In our Circulating Cells program, we assume each cell has a uniform pressure. We know perfectly well, however, that the weight of the gas in the cell causes the pressure at the bottom to be greater than the pressure at the top. If p is the average pressure of the cell, m is the mass of the cell per square meter of its base area, and g is gravity, the pressure at the top will be p−mg/2 and at the bottom will be p+mg/2. Today we consider how our assumption of uniform pressure affects our calculation of cell enthalpy.
Our diagram shows a cell in three consecutive states. In state 1, the cell has height h and average pressure p. Its center of mass is at altitude h/2. In state 2, the cell has warmed up and expanded, but its center of mass remains at the same altitude. As the cell expanded, it pushed upwards with pressure p−mg/2 and downwards with pressure p+mg/2. The top and bottom surfaces each moved outwards a distance δh/2. The top surface does work work (p−mg/2)δh/2 and the bottom surface does work (p+mg/2)δh/2. The total work done by the gas as it expands is the sum of these two quantities, which comes out to be pδh. The mg terms cancel. Thus we get the same value for the total work done that we would obtain if we assumed a uniform pressure p pushing outwards for a total distance δh.
In state 3 we allow the cell to rise up, so that its bottom surface is once again sitting on the ground at altitude zero. The altitude of its center of mass is now (h+δh)/2. As the cell moved up, its height remained constant. Its top surface pushed upwards with force p−mg/2 over a distance δh/2. Meanwhile, something pushed upwards upon its bottom surface with force p+mg/2, and did so over the same distance. The top surface does work (p−mg/2)δh, but the bottom surface absorbs work (p+mg/2)δh. The net work done is upon the cell is mgδh. This time, the terms in p cancel and we are left with a term in mg. If we were to assume the pressure in the cell was uniform, we would not arrive at this same result. We would instead conclude that no net work was done upon the surfaces of the cell to raise them up.
We recall that the enthalpy of a cell is the work required to replace it with an identical cell from a reservoir. Because of the pressure difference across a cell, we see that the work we must do to raise a cell to altitude z is mgz, so we our calculation of enthalpy must include not only the pressure energy of the cell and its internal heat energy, but also a term mgz. This term has a name: it is the gravitational potential energy, which we add to the internal and pressure energy of a stationary cell to obtain its enthalpy per kilogram, H.
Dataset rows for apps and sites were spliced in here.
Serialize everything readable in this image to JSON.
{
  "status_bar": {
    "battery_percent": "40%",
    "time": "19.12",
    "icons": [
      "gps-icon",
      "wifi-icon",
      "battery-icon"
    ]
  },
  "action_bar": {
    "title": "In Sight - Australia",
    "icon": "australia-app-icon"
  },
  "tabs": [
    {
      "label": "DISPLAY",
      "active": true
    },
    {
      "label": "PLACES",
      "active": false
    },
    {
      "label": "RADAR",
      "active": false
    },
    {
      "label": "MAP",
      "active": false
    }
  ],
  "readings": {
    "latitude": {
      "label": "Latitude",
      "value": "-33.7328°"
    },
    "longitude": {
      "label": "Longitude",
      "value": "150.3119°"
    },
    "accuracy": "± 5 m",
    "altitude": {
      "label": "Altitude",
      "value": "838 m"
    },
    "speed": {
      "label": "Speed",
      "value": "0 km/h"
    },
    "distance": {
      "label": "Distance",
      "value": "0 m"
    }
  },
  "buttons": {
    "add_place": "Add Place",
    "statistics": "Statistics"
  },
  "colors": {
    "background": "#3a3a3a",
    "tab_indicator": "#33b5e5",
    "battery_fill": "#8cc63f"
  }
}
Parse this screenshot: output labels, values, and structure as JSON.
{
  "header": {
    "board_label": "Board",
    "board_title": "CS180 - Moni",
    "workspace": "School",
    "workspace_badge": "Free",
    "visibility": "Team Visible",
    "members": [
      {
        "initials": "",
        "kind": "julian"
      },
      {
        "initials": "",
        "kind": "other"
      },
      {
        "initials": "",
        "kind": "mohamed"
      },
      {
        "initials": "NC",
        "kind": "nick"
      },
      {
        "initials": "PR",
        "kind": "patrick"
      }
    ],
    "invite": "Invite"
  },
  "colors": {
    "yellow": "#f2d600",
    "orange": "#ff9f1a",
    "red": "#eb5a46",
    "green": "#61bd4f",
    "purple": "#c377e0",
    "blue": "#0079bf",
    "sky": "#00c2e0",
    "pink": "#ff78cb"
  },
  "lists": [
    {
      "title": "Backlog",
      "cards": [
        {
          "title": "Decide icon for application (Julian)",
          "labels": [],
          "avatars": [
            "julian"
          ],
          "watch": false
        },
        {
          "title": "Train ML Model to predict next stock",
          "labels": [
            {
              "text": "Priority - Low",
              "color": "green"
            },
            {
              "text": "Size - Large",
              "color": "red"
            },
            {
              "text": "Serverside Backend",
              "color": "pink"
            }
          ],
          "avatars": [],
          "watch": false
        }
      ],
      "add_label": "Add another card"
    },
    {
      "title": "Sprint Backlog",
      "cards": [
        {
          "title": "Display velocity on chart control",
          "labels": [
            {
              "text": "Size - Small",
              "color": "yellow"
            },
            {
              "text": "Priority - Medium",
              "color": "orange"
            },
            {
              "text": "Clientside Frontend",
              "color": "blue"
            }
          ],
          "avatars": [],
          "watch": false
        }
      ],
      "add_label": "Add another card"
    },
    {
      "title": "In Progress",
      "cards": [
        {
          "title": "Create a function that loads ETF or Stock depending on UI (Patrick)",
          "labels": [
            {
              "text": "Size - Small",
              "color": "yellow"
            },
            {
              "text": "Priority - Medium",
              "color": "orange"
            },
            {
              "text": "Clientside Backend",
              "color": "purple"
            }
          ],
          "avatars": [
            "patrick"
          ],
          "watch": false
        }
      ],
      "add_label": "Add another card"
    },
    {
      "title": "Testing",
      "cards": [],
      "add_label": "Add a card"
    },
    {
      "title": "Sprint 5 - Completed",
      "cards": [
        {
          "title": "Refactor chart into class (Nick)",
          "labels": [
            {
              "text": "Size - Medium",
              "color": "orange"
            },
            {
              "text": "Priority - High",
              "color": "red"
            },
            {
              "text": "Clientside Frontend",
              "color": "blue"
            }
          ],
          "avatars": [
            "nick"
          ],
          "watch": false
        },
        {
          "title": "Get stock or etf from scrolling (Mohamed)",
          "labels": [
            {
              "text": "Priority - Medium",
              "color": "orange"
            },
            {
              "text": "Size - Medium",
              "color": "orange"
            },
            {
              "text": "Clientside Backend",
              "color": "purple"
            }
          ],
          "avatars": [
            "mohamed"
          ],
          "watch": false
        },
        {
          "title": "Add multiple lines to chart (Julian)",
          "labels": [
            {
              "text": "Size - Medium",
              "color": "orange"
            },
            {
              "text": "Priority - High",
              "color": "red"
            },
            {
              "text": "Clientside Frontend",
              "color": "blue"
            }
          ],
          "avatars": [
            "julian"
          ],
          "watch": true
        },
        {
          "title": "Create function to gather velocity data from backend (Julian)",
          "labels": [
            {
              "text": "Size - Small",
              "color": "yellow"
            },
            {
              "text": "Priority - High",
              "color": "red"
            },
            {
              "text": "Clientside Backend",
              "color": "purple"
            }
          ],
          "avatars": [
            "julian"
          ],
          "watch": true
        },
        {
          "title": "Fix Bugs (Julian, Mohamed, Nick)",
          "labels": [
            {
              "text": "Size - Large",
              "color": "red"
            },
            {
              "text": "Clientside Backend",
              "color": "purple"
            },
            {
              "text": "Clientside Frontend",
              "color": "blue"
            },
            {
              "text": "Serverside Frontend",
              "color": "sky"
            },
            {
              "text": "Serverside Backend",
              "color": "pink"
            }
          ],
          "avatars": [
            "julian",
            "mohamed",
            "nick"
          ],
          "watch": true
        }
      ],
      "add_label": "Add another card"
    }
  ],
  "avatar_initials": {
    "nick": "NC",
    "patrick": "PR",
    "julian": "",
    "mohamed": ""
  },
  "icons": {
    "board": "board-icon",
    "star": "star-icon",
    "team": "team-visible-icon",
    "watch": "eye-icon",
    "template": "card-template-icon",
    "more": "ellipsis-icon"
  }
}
H = CvT + RT + gz = CpT + gz
The gas above our cell rises a total distance of δh, which requires work pδh per square meter of base area. We could say that the gravitational potential of the gas above our cell has increased by pδh, and we would be correct, but this increase is already accounted for in our enthalpy equation. The increase in our cell's pressure energy is RδT, where δT is the amount by which we warmed the cell to make it taller. For an ideal gas, RδT = pδh. Thus the increase in the pressure energy of our cell is one and the same as the increase in the gravitational potential energy of the gas pressing down upon it from above.
The gravitational potential term in our enthalpy equation represents the effect of the pressure drop across a cell as we change its altitude. By including the gravitational potential term, we can continue our enthalpy calculations with the assumption that the cell pressure is uniform. But an increase in gravitational potential is not accompanied by any change in the appearance or state of our cell. Gravitational potential is a useful and elegant concept, but it has no physical existence of its own.